Silly us. We should have known that our political leaders would come through. They always do at the last minute. My favorite public statement during the crisis came from Senator Mark Warner (D-Va.) who said something along the lines of "we all knew this was coming. Why do we always wait until near the deadline to act? If we don’t get this mess straightened out, we (meaning all of Congress) should be fired." Let’s hear it for the Senator. Rare words of wisdom from the mouth of a politician.
The sad truth of all that has resulted from the debt ceiling negotiations is that the cloud of uncertainty has not been lifted. This nation’s citizens are dazed, confused and concerned. Business is unsure of what is going to happen. U.S. agriculture, in particular, faces some of the biggest uncertainties and obstacles of all.
There will be severe cuts to agency budgets with the prospect of even deeper cuts to follow. Agriculture will probably absorb more than its share. Too often, those who don’t understand its importance look at agriculture and its guiding farm policies as expendable subsidies, unnecessary spending programs, self-serving regulations and other activities that lead to increased food prices, cost burdens, environmental deterioration and unfavorable global trade agreements for the U.S.
Those critics lose sight of the fact that agriculture must produce more to feed an alarming increase in the world’s population numbers.
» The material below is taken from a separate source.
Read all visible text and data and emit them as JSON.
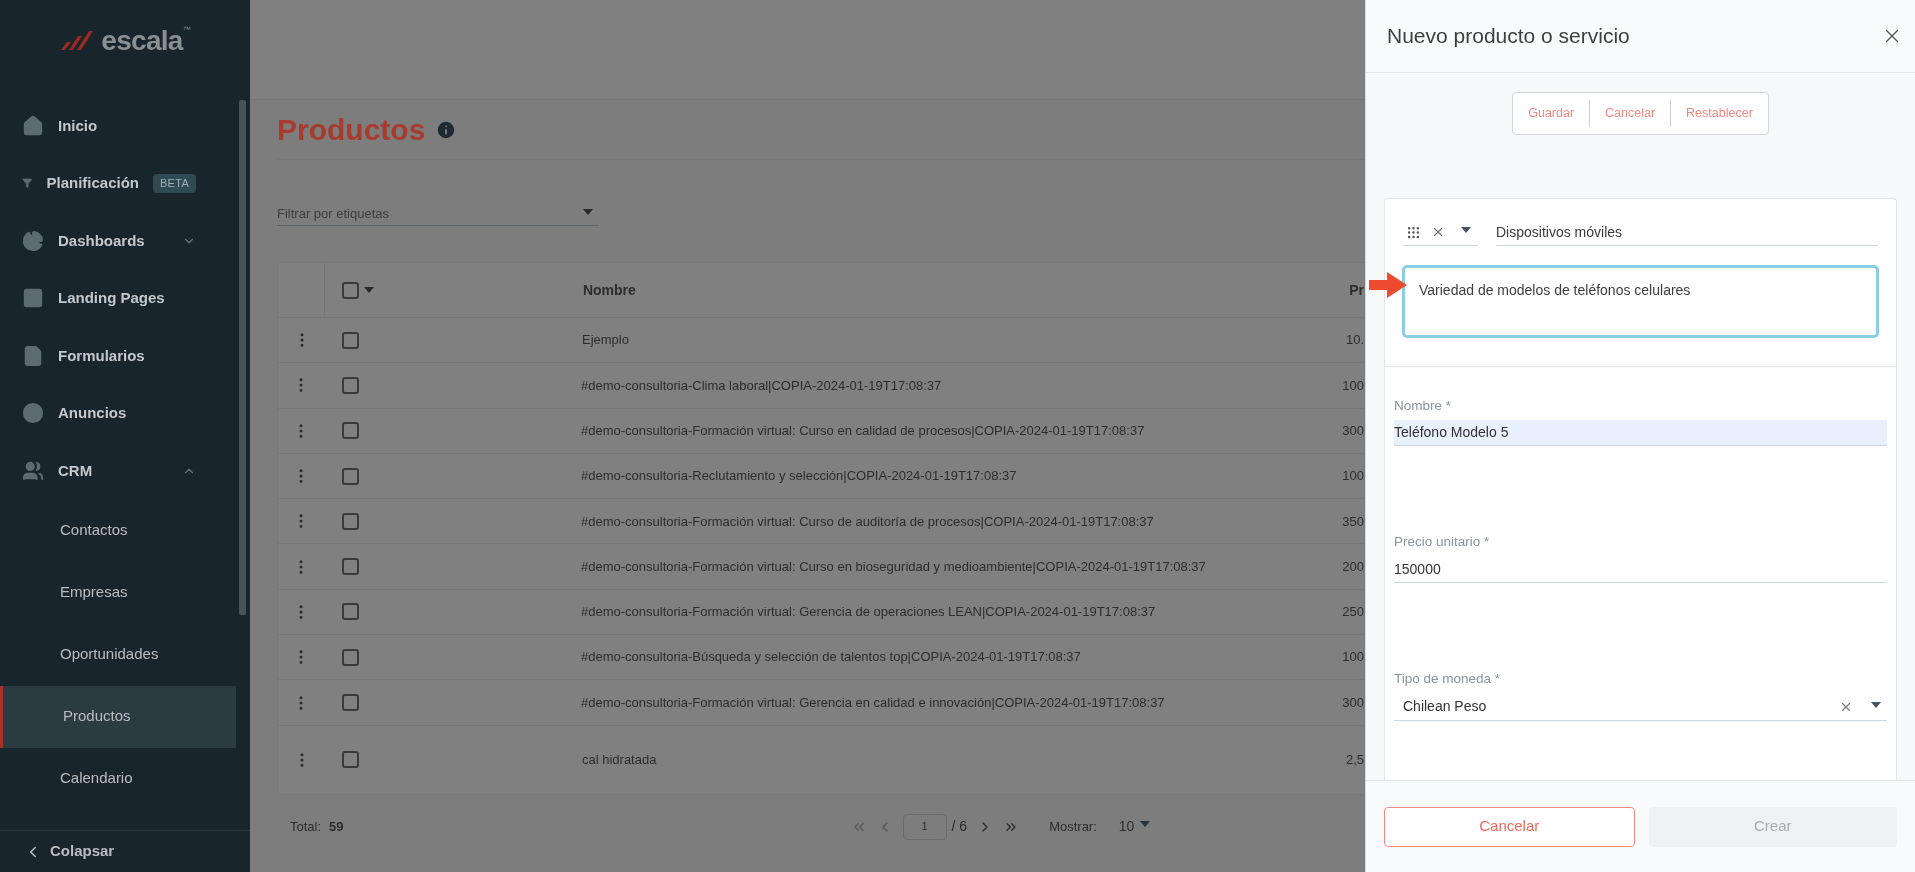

The United Nations says that farmers must produce over 70% more food by 2050 to keep up with that growth. The only way to accomplish such a critical objective is to support agriculture, not attack it, and certainly not implement drastic budget cutting measures that redirect funds from farm programs to other areas. Modern agriculture production is more important now than ever.
The 2012 Farm Bill will be one of the most important ones ever debated. Discussions have already begun. Certainly spending cuts will be required as Congress looks to reduce waste. But, Members of Congress must not overreact and cripple modern agriculture by hampering its objective of producing the most abundant, wholesome and safest food available. They must also not stack on new regulatory requirements that contribute to the tough regulatory challenges U.S agriculture faces today.
I wish I could guarantee that these negative possibilities will not occur; however, the forecast is not promising. Despite statements to the contrary, a cloud of uncertainty continues.